[EXERCISE INPUTS Boundary: Start]
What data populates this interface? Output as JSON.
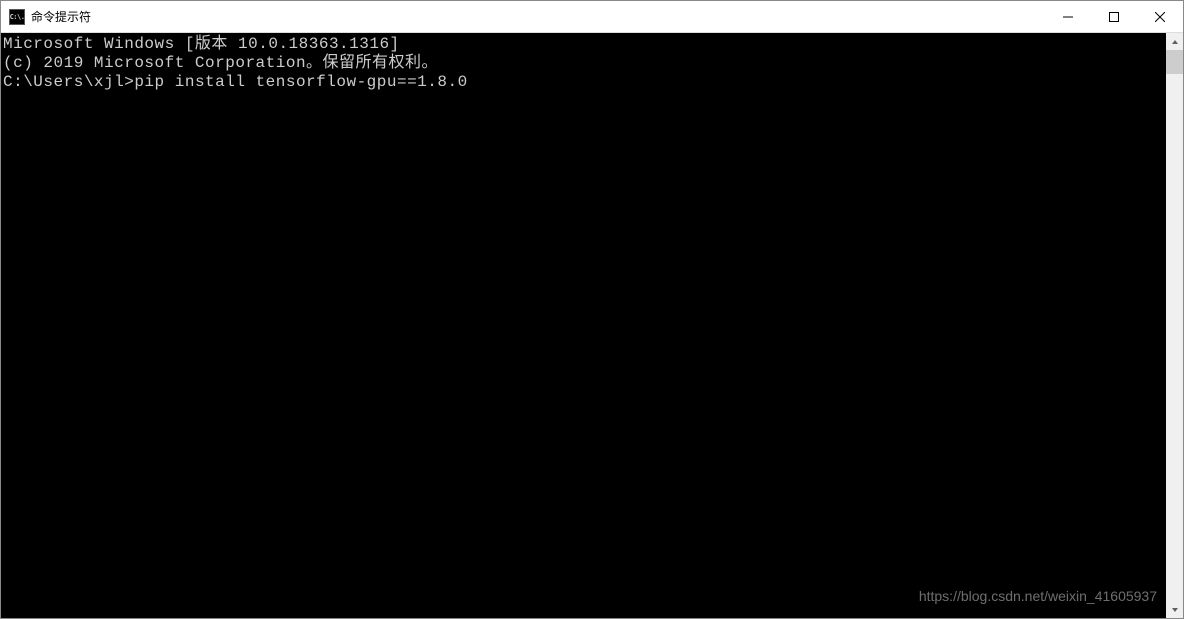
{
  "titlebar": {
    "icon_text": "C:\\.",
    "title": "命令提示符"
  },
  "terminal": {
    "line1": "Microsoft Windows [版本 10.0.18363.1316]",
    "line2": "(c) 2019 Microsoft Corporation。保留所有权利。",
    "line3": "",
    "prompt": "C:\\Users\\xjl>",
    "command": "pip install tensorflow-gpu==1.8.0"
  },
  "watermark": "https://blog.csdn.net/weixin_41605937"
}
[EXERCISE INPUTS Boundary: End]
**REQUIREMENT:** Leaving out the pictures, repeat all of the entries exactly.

**TASK RESPONSE:**
What data populates this interface? Output as JSON.
{
  "titlebar": {
    "icon_text": "C:\\.",
    "title": "命令提示符"
  },
  "terminal": {
    "line1": "Microsoft Windows [版本 10.0.18363.1316]",
    "line2": "(c) 2019 Microsoft Corporation。保留所有权利。",
    "line3": "",
    "prompt": "C:\\Users\\xjl>",
    "command": "pip install tensorflow-gpu==1.8.0"
  },
  "watermark": "https://blog.csdn.net/weixin_41605937"
}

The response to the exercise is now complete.